Give a count of the lines below that have the string "rounds" in them, with no other words.

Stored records
[Start of Attachment]

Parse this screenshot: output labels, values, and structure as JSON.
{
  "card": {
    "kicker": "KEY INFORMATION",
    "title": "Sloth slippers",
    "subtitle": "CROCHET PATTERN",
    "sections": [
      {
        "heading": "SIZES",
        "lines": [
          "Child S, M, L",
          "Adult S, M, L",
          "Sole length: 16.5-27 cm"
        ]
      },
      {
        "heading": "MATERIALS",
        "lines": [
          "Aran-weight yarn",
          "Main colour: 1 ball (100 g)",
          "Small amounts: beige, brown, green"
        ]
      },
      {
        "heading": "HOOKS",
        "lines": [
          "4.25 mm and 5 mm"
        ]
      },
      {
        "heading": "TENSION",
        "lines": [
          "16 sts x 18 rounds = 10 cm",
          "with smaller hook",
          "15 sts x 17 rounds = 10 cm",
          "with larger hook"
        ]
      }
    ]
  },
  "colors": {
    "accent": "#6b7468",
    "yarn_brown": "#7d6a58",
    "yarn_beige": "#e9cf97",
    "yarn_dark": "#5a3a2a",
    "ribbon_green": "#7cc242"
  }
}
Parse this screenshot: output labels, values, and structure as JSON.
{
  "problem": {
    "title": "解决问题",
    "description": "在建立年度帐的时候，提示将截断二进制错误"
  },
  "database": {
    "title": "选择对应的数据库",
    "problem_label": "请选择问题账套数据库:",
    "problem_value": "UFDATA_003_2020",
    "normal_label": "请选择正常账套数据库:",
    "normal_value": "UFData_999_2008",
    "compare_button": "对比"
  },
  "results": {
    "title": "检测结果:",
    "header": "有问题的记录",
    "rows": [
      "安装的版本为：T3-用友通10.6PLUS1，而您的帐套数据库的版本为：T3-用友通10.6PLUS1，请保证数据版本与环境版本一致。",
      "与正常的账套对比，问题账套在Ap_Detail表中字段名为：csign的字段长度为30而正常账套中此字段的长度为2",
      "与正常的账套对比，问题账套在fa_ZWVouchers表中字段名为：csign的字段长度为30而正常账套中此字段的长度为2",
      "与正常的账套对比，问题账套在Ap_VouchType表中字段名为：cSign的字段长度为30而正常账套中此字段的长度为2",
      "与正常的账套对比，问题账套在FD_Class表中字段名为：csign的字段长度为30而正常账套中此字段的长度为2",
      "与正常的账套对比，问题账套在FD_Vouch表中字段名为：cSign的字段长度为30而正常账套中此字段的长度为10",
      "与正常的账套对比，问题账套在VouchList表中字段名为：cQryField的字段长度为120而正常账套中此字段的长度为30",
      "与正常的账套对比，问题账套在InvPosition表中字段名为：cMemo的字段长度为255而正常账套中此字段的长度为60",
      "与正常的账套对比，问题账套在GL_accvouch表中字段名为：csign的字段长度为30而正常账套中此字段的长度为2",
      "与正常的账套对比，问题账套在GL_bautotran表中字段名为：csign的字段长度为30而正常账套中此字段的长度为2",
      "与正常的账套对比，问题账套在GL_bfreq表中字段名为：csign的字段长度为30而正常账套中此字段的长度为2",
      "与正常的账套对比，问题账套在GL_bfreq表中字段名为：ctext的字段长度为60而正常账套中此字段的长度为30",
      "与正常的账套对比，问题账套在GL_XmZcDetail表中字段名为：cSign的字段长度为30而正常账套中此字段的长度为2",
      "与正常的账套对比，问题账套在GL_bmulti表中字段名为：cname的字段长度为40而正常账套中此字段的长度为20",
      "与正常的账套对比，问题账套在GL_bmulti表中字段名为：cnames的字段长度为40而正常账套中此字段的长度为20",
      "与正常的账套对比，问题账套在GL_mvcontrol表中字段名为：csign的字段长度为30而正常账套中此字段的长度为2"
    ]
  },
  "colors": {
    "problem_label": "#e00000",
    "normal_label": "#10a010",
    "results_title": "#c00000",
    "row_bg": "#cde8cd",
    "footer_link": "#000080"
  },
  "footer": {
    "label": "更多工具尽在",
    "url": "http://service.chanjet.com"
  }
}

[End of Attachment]

#### Solution for this exercise:
2